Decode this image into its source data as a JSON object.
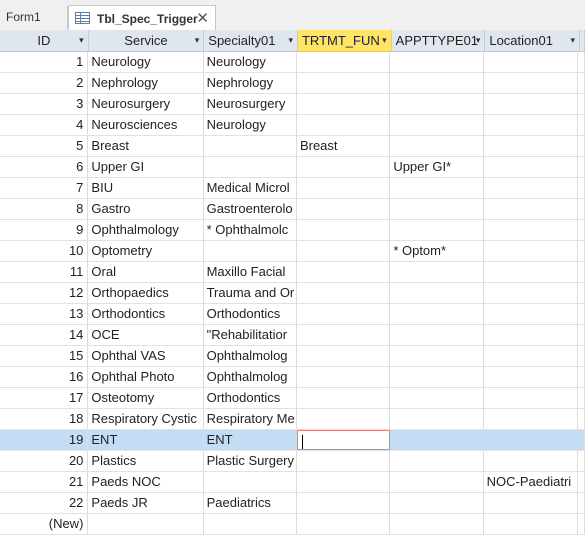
{
  "tabs": [
    {
      "label": "Form1",
      "active": false
    },
    {
      "label": "Tbl_Spec_Trigger",
      "active": true
    }
  ],
  "columns": [
    "ID",
    "Service",
    "Specialty01",
    "TRTMT_FUN",
    "APPTTYPE01",
    "Location01"
  ],
  "selected_column": "TRTMT_FUN",
  "rows": [
    {
      "id": "1",
      "service": "Neurology",
      "specialty": "Neurology",
      "trtmt": "",
      "appt": "",
      "location": ""
    },
    {
      "id": "2",
      "service": "Nephrology",
      "specialty": "Nephrology",
      "trtmt": "",
      "appt": "",
      "location": ""
    },
    {
      "id": "3",
      "service": "Neurosurgery",
      "specialty": "Neurosurgery",
      "trtmt": "",
      "appt": "",
      "location": ""
    },
    {
      "id": "4",
      "service": "Neurosciences",
      "specialty": "Neurology",
      "trtmt": "",
      "appt": "",
      "location": ""
    },
    {
      "id": "5",
      "service": "Breast",
      "specialty": "",
      "trtmt": "Breast",
      "appt": "",
      "location": ""
    },
    {
      "id": "6",
      "service": "Upper GI",
      "specialty": "",
      "trtmt": "",
      "appt": "Upper GI*",
      "location": ""
    },
    {
      "id": "7",
      "service": "BIU",
      "specialty": "Medical Microl",
      "trtmt": "",
      "appt": "",
      "location": ""
    },
    {
      "id": "8",
      "service": "Gastro",
      "specialty": "Gastroenterolo",
      "trtmt": "",
      "appt": "",
      "location": ""
    },
    {
      "id": "9",
      "service": "Ophthalmology",
      "specialty": "* Ophthalmolc",
      "trtmt": "",
      "appt": "",
      "location": ""
    },
    {
      "id": "10",
      "service": "Optometry",
      "specialty": "",
      "trtmt": "",
      "appt": "* Optom*",
      "location": ""
    },
    {
      "id": "11",
      "service": "Oral",
      "specialty": "Maxillo Facial",
      "trtmt": "",
      "appt": "",
      "location": ""
    },
    {
      "id": "12",
      "service": "Orthopaedics",
      "specialty": "Trauma and Or",
      "trtmt": "",
      "appt": "",
      "location": ""
    },
    {
      "id": "13",
      "service": "Orthodontics",
      "specialty": "Orthodontics",
      "trtmt": "",
      "appt": "",
      "location": ""
    },
    {
      "id": "14",
      "service": "OCE",
      "specialty": "\"Rehabilitatior",
      "trtmt": "",
      "appt": "",
      "location": ""
    },
    {
      "id": "15",
      "service": "Ophthal VAS",
      "specialty": "Ophthalmolog",
      "trtmt": "",
      "appt": "",
      "location": ""
    },
    {
      "id": "16",
      "service": "Ophthal Photo",
      "specialty": "Ophthalmolog",
      "trtmt": "",
      "appt": "",
      "location": ""
    },
    {
      "id": "17",
      "service": "Osteotomy",
      "specialty": "Orthodontics",
      "trtmt": "",
      "appt": "",
      "location": ""
    },
    {
      "id": "18",
      "service": "Respiratory Cystic",
      "specialty": "Respiratory Me",
      "trtmt": "",
      "appt": "",
      "location": ""
    },
    {
      "id": "19",
      "service": "ENT",
      "specialty": "ENT",
      "trtmt": "",
      "appt": "",
      "location": "",
      "current": true
    },
    {
      "id": "20",
      "service": "Plastics",
      "specialty": "Plastic Surgery",
      "trtmt": "",
      "appt": "",
      "location": ""
    },
    {
      "id": "21",
      "service": "Paeds NOC",
      "specialty": "",
      "trtmt": "",
      "appt": "",
      "location": "NOC-Paediatri"
    },
    {
      "id": "22",
      "service": "Paeds JR",
      "specialty": "Paediatrics",
      "trtmt": "",
      "appt": "",
      "location": ""
    }
  ],
  "new_row_label": "(New)",
  "colors": {
    "header_bg": "#dfe6ee",
    "selected_header": "#ffe466",
    "current_row": "#c5ddf4",
    "edit_border": "#e08080"
  }
}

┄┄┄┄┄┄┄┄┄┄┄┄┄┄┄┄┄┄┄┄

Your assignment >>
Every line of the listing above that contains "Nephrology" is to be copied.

Reply to the task >>
      "service": "Nephrology",
      "specialty": "Nephrology",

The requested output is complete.